### Work to be completed
Lines in the listing below that contain the string "JSON" are to be found and copied.

### Material to process

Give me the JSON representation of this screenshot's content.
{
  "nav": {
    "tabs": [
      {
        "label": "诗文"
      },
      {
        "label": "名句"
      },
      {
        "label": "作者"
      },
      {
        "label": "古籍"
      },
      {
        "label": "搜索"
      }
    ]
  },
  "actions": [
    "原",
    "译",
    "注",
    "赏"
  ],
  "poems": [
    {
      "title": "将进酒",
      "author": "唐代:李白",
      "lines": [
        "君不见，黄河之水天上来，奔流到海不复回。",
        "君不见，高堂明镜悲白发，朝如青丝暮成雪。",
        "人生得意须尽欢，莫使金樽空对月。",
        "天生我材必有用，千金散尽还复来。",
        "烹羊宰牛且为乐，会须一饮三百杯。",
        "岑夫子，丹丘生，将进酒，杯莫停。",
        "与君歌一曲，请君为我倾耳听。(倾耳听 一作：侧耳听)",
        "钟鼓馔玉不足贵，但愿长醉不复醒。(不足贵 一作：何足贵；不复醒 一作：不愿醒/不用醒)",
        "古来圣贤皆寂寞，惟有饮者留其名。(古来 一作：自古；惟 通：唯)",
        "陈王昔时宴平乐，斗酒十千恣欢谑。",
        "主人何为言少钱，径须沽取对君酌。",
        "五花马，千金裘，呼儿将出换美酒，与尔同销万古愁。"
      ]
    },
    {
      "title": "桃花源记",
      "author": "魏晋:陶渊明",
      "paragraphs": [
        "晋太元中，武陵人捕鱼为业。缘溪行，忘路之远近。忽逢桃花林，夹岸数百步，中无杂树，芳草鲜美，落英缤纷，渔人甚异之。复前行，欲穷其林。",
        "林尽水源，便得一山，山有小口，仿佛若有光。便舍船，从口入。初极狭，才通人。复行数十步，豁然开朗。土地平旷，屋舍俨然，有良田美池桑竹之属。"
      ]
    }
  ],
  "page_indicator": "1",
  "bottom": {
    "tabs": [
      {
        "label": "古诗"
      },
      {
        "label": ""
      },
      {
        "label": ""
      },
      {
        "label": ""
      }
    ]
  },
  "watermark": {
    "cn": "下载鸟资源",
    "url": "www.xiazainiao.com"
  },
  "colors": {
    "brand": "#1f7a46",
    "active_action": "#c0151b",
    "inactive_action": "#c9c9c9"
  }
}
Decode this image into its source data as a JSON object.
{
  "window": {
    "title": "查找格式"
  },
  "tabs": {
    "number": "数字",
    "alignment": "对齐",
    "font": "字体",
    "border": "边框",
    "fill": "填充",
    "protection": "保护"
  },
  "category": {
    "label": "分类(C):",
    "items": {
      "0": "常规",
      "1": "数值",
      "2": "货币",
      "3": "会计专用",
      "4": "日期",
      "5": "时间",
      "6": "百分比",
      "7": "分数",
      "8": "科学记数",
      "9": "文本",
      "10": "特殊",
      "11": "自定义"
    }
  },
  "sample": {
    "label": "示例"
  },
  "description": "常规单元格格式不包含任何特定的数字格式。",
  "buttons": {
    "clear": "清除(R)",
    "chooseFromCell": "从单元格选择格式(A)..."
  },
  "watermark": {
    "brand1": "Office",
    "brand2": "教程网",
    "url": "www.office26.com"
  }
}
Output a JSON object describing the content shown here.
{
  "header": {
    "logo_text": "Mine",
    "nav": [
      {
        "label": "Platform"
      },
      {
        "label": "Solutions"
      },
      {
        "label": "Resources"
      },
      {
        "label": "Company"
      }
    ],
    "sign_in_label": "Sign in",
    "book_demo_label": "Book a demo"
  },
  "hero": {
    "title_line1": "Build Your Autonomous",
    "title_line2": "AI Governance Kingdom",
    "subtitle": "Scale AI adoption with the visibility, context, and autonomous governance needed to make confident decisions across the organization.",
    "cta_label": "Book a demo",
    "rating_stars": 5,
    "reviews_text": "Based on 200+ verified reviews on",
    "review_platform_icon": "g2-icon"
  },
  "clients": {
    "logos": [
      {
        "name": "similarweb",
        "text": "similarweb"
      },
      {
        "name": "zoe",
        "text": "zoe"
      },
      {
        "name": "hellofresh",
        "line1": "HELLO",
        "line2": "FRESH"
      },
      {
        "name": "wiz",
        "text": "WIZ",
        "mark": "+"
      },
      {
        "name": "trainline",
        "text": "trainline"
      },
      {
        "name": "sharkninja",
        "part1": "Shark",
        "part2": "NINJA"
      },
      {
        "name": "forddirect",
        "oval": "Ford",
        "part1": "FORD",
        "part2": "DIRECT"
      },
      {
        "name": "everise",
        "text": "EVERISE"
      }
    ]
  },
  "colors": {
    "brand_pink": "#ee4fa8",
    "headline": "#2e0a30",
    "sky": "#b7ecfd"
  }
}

### Your solution
Give me the JSON representation of this screenshot's content.
Decode this image into its source data as a JSON object.
Output a JSON object describing the content shown here.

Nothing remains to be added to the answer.